**Directions:** Your answer should be every line from the records that contains "JSON".

(Dataset records)
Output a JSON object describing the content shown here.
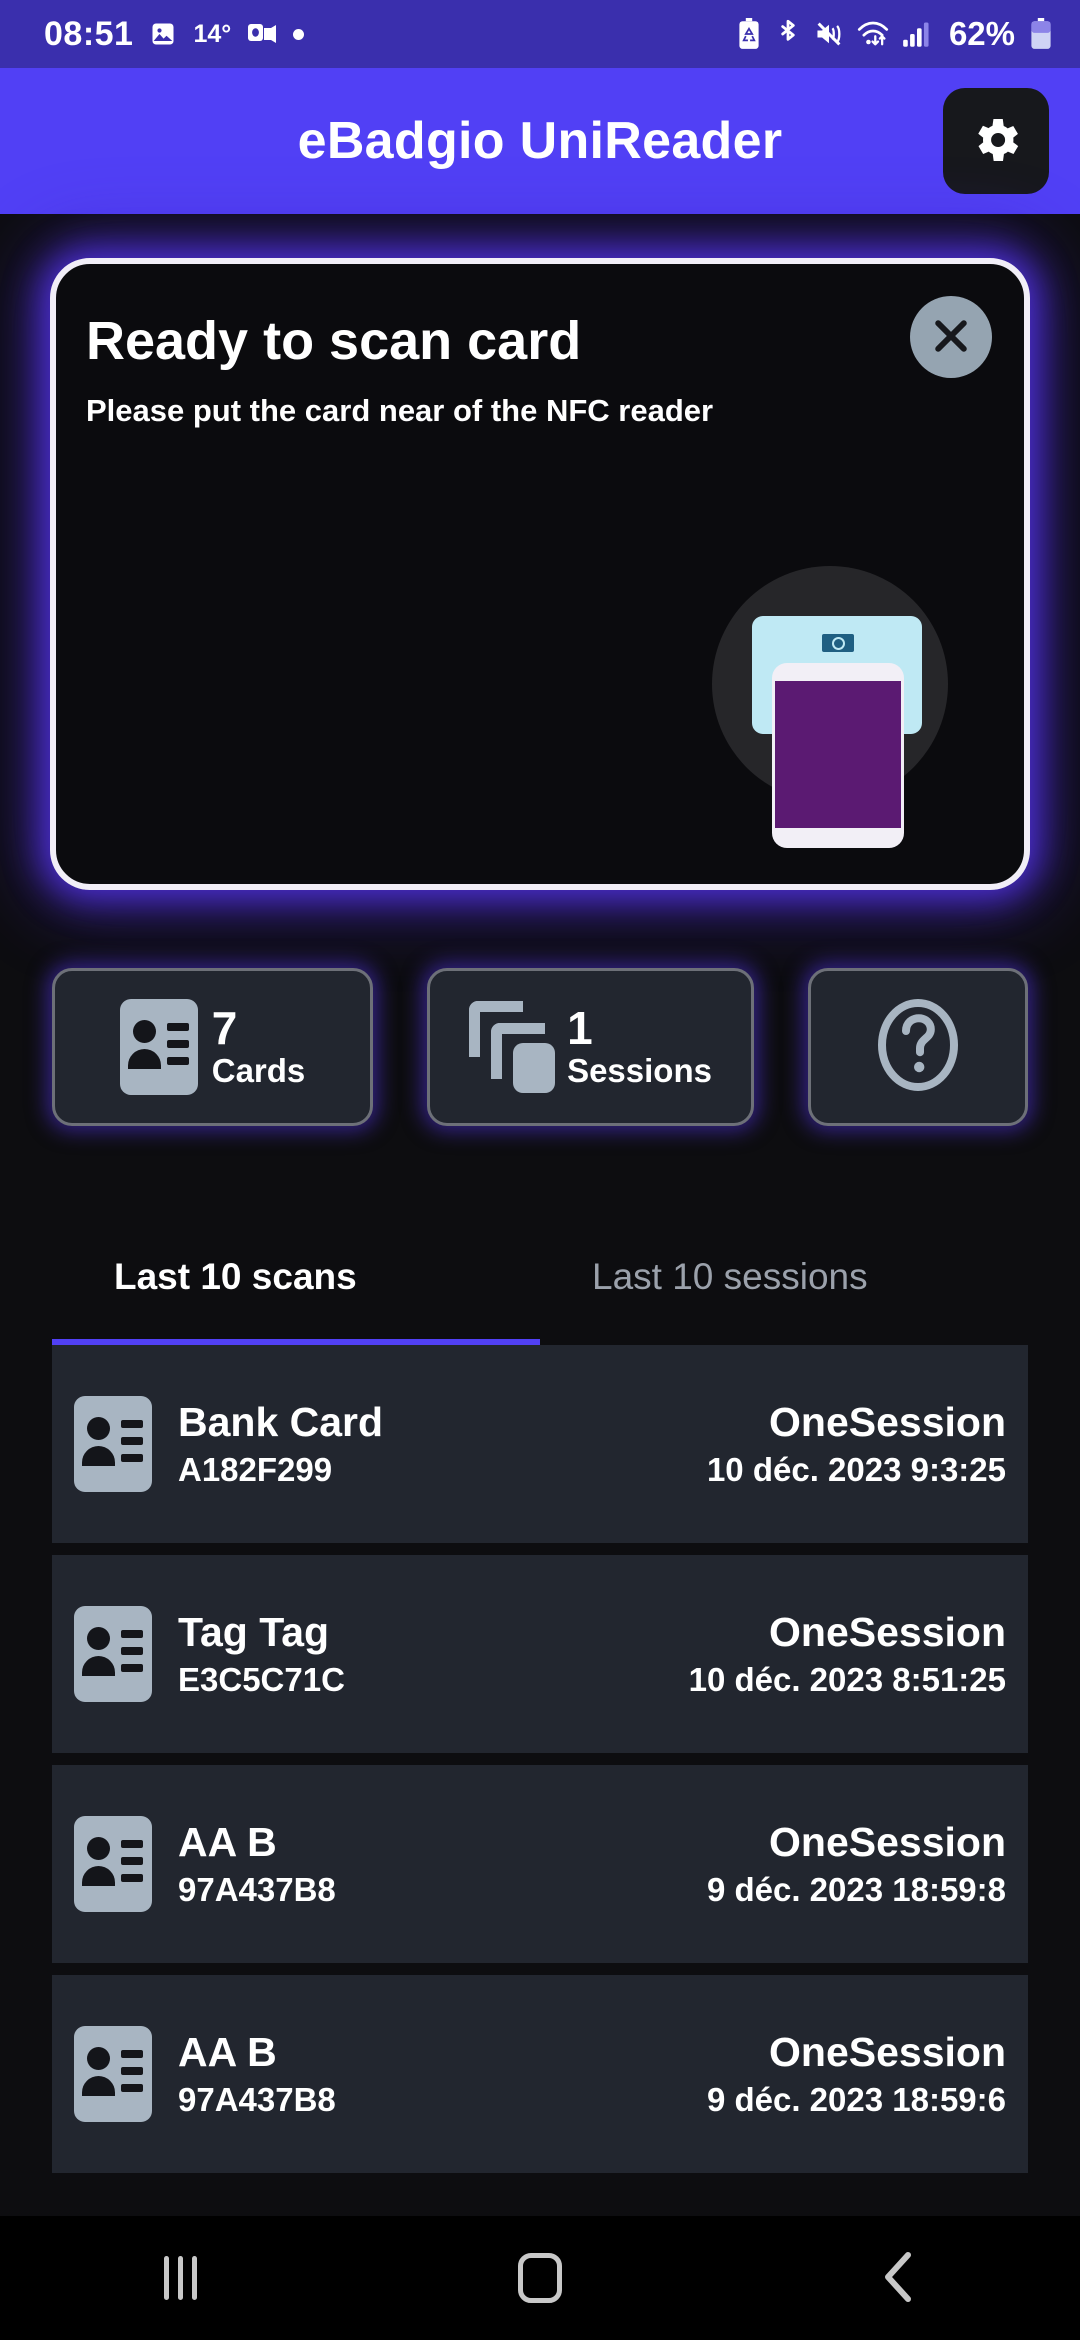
{
  "statusbar": {
    "time": "08:51",
    "temperature": "14°",
    "battery_percent": "62%",
    "icons": [
      "photo-icon",
      "outlook-icon",
      "notification-dot-icon",
      "battery-saver-icon",
      "bluetooth-icon",
      "mute-vibrate-icon",
      "wifi-icon",
      "cellular-signal-icon",
      "battery-icon"
    ]
  },
  "appbar": {
    "title": "eBadgio UniReader",
    "settings_icon": "gear-icon"
  },
  "scan_card": {
    "title": "Ready to scan card",
    "subtitle": "Please put the card near of the NFC reader",
    "close_icon": "close-icon",
    "illustration": "nfc-phone-card-illustration"
  },
  "stats": {
    "cards": {
      "count": "7",
      "label": "Cards",
      "icon": "id-card-icon"
    },
    "sessions": {
      "count": "1",
      "label": "Sessions",
      "icon": "stack-copy-icon"
    },
    "help": {
      "icon": "question-mark-icon"
    }
  },
  "tabs": [
    {
      "label": "Last 10 scans",
      "active": true
    },
    {
      "label": "Last 10 sessions",
      "active": false
    }
  ],
  "scans": [
    {
      "title": "Bank Card",
      "uid": "A182F299",
      "session": "OneSession",
      "date": "10 déc. 2023 9:3:25",
      "icon": "id-card-icon"
    },
    {
      "title": "Tag Tag",
      "uid": "E3C5C71C",
      "session": "OneSession",
      "date": "10 déc. 2023 8:51:25",
      "icon": "id-card-icon"
    },
    {
      "title": "AA B",
      "uid": "97A437B8",
      "session": "OneSession",
      "date": "9 déc. 2023 18:59:8",
      "icon": "id-card-icon"
    },
    {
      "title": "AA B",
      "uid": "97A437B8",
      "session": "OneSession",
      "date": "9 déc. 2023 18:59:6",
      "icon": "id-card-icon"
    }
  ],
  "navbar": {
    "recents_icon": "recents-icon",
    "home_icon": "home-icon",
    "back_icon": "back-chevron-icon"
  },
  "colors": {
    "statusbar_bg": "#3a2fad",
    "appbar_bg": "#5140f5",
    "page_bg": "#0d0d10",
    "card_bg": "#0b0b0e",
    "glow": "#5434e8",
    "row_bg": "#22262f",
    "icon_gray": "#a8b5c2",
    "accent": "#5140f5"
  }
}
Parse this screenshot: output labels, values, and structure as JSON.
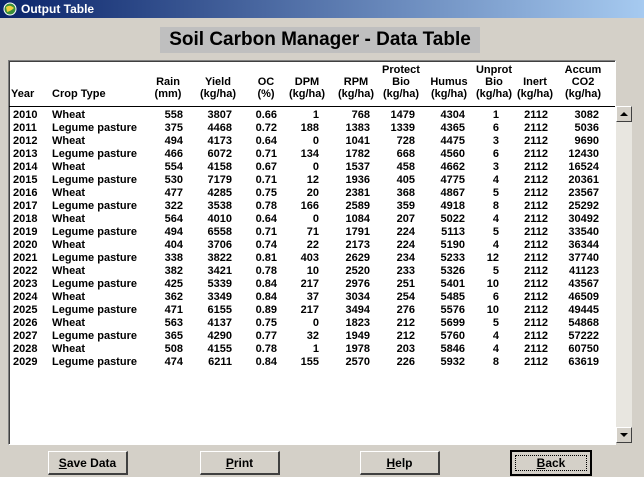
{
  "window": {
    "title": "Output Table",
    "icon": "app-icon"
  },
  "heading": "Soil Carbon Manager - Data Table",
  "columns": {
    "year": [
      "Year"
    ],
    "crop": [
      "Crop Type"
    ],
    "rain": [
      "Rain",
      "(mm)"
    ],
    "yield": [
      "Yield",
      "(kg/ha)"
    ],
    "oc": [
      "OC",
      "(%)"
    ],
    "dpm": [
      "DPM",
      "(kg/ha)"
    ],
    "rpm": [
      "RPM",
      "(kg/ha)"
    ],
    "prot": [
      "Protect",
      "Bio",
      "(kg/ha)"
    ],
    "humus": [
      "Humus",
      "(kg/ha)"
    ],
    "unpr": [
      "Unprot",
      "Bio",
      "(kg/ha)"
    ],
    "inert": [
      "Inert",
      "(kg/ha)"
    ],
    "accum": [
      "Accum",
      "CO2",
      "(kg/ha)"
    ]
  },
  "rows": [
    [
      "2010",
      "Wheat",
      "558",
      "3807",
      "0.66",
      "1",
      "768",
      "1479",
      "4304",
      "1",
      "2112",
      "3082"
    ],
    [
      "2011",
      "Legume pasture",
      "375",
      "4468",
      "0.72",
      "188",
      "1383",
      "1339",
      "4365",
      "6",
      "2112",
      "5036"
    ],
    [
      "2012",
      "Wheat",
      "494",
      "4173",
      "0.64",
      "0",
      "1041",
      "728",
      "4475",
      "3",
      "2112",
      "9690"
    ],
    [
      "2013",
      "Legume pasture",
      "466",
      "6072",
      "0.71",
      "134",
      "1782",
      "668",
      "4560",
      "6",
      "2112",
      "12430"
    ],
    [
      "2014",
      "Wheat",
      "554",
      "4158",
      "0.67",
      "0",
      "1537",
      "458",
      "4662",
      "3",
      "2112",
      "16524"
    ],
    [
      "2015",
      "Legume pasture",
      "530",
      "7179",
      "0.71",
      "12",
      "1936",
      "405",
      "4775",
      "4",
      "2112",
      "20361"
    ],
    [
      "2016",
      "Wheat",
      "477",
      "4285",
      "0.75",
      "20",
      "2381",
      "368",
      "4867",
      "5",
      "2112",
      "23567"
    ],
    [
      "2017",
      "Legume pasture",
      "322",
      "3538",
      "0.78",
      "166",
      "2589",
      "359",
      "4918",
      "8",
      "2112",
      "25292"
    ],
    [
      "2018",
      "Wheat",
      "564",
      "4010",
      "0.64",
      "0",
      "1084",
      "207",
      "5022",
      "4",
      "2112",
      "30492"
    ],
    [
      "2019",
      "Legume pasture",
      "494",
      "6558",
      "0.71",
      "71",
      "1791",
      "224",
      "5113",
      "5",
      "2112",
      "33540"
    ],
    [
      "2020",
      "Wheat",
      "404",
      "3706",
      "0.74",
      "22",
      "2173",
      "224",
      "5190",
      "4",
      "2112",
      "36344"
    ],
    [
      "2021",
      "Legume pasture",
      "338",
      "3822",
      "0.81",
      "403",
      "2629",
      "234",
      "5233",
      "12",
      "2112",
      "37740"
    ],
    [
      "2022",
      "Wheat",
      "382",
      "3421",
      "0.78",
      "10",
      "2520",
      "233",
      "5326",
      "5",
      "2112",
      "41123"
    ],
    [
      "2023",
      "Legume pasture",
      "425",
      "5339",
      "0.84",
      "217",
      "2976",
      "251",
      "5401",
      "10",
      "2112",
      "43567"
    ],
    [
      "2024",
      "Wheat",
      "362",
      "3349",
      "0.84",
      "37",
      "3034",
      "254",
      "5485",
      "6",
      "2112",
      "46509"
    ],
    [
      "2025",
      "Legume pasture",
      "471",
      "6155",
      "0.89",
      "217",
      "3494",
      "276",
      "5576",
      "10",
      "2112",
      "49445"
    ],
    [
      "2026",
      "Wheat",
      "563",
      "4137",
      "0.75",
      "0",
      "1823",
      "212",
      "5699",
      "5",
      "2112",
      "54868"
    ],
    [
      "2027",
      "Legume pasture",
      "365",
      "4290",
      "0.77",
      "32",
      "1949",
      "212",
      "5760",
      "4",
      "2112",
      "57222"
    ],
    [
      "2028",
      "Wheat",
      "508",
      "4155",
      "0.78",
      "1",
      "1978",
      "203",
      "5846",
      "4",
      "2112",
      "60750"
    ],
    [
      "2029",
      "Legume pasture",
      "474",
      "6211",
      "0.84",
      "155",
      "2570",
      "226",
      "5932",
      "8",
      "2112",
      "63619"
    ]
  ],
  "buttons": {
    "save": {
      "accel": "S",
      "rest": "ave Data"
    },
    "print": {
      "accel": "P",
      "rest": "rint"
    },
    "help": {
      "accel": "H",
      "rest": "elp"
    },
    "back": {
      "accel": "B",
      "rest": "ack"
    }
  }
}
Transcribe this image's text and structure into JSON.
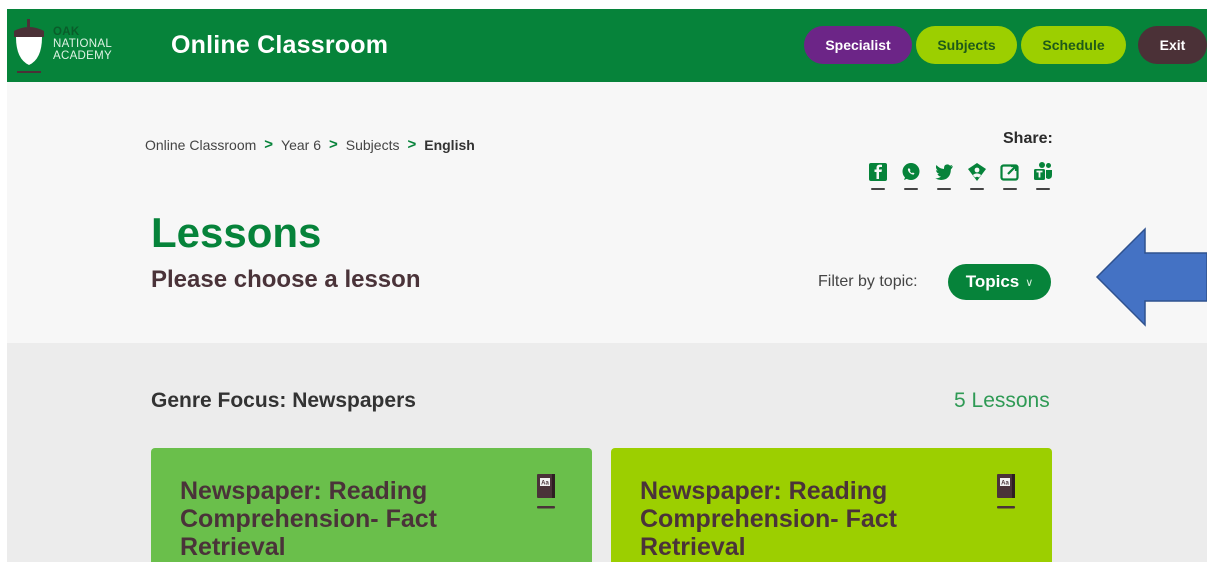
{
  "header": {
    "logo_text": [
      "OAK",
      "NATIONAL",
      "ACADEMY"
    ],
    "app_title": "Online Classroom",
    "nav": {
      "specialist": "Specialist",
      "subjects": "Subjects",
      "schedule": "Schedule",
      "exit": "Exit"
    }
  },
  "breadcrumb": {
    "items": [
      "Online Classroom",
      "Year 6",
      "Subjects"
    ],
    "current": "English",
    "separator": ">"
  },
  "share": {
    "label": "Share:",
    "icons": [
      "facebook-icon",
      "whatsapp-icon",
      "twitter-icon",
      "google-classroom-icon",
      "copy-link-icon",
      "teams-icon"
    ]
  },
  "page": {
    "title": "Lessons",
    "subtitle": "Please choose a lesson",
    "filter_label": "Filter by topic:",
    "topics_button": "Topics"
  },
  "unit": {
    "title": "Genre Focus: Newspapers",
    "count": "5 Lessons",
    "cards": [
      {
        "title": "Newspaper: Reading Comprehension- Fact Retrieval",
        "icon": "book-icon",
        "color": "#6abf4b"
      },
      {
        "title": "Newspaper: Reading Comprehension- Fact Retrieval",
        "icon": "book-icon",
        "color": "#9ccf00"
      }
    ]
  },
  "colors": {
    "brand_green": "#06833a",
    "specialist_purple": "#6c2587",
    "lime": "#9ccf00",
    "exit_brown": "#4b3137",
    "arrow_blue": "#4472c4"
  }
}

**Written solution:**
Output a JSON object describing the content shown here.
Parse this screenshot: output labels, values, and structure as JSON.
Transcribe this image's text and structure into JSON.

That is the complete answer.